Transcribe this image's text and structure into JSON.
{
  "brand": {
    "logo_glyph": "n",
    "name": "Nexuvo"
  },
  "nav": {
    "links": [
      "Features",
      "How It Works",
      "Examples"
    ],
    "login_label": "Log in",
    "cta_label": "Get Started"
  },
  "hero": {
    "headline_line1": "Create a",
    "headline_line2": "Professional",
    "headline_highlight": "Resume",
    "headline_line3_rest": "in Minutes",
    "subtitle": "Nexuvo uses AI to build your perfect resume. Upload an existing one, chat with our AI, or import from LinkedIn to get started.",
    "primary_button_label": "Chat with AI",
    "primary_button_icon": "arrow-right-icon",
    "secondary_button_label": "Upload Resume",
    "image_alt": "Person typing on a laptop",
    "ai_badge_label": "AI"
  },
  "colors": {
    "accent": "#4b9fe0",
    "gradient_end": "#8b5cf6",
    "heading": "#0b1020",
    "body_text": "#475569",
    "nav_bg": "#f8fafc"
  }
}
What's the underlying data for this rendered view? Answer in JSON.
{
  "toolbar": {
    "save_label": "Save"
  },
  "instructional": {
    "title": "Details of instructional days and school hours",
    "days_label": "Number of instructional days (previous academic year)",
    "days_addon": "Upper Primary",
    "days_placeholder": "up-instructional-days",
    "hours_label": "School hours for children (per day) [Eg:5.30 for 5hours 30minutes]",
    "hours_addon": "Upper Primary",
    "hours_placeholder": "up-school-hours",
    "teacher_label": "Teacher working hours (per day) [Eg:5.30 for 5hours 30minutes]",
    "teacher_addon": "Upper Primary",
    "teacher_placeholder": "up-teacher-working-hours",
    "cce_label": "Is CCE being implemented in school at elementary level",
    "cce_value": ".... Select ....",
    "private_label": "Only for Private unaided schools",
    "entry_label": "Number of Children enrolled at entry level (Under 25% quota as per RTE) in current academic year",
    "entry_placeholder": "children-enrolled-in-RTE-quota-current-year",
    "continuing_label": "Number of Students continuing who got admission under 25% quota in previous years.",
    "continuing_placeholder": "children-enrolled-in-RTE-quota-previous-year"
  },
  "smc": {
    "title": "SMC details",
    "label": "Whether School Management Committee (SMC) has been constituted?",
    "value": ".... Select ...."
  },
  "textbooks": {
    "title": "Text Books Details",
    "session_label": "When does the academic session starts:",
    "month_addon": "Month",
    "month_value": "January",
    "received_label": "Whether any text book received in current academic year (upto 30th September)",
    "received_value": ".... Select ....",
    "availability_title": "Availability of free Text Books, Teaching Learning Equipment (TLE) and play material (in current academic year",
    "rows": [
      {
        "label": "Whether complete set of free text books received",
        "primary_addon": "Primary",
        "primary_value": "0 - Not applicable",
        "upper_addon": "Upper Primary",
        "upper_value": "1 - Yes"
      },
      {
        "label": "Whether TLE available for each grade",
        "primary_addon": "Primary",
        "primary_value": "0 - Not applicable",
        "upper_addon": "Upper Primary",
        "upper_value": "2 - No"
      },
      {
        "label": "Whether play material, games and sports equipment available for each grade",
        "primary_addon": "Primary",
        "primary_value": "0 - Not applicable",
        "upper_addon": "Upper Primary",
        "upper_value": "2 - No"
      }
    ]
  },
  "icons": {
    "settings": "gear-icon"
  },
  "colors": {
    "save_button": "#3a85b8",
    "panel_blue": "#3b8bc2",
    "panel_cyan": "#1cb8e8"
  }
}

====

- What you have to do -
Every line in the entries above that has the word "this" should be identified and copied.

- Response box -
Transcribe this image's text and structure into JSON.
What's the underlying data for this rendered view? Answer in JSON.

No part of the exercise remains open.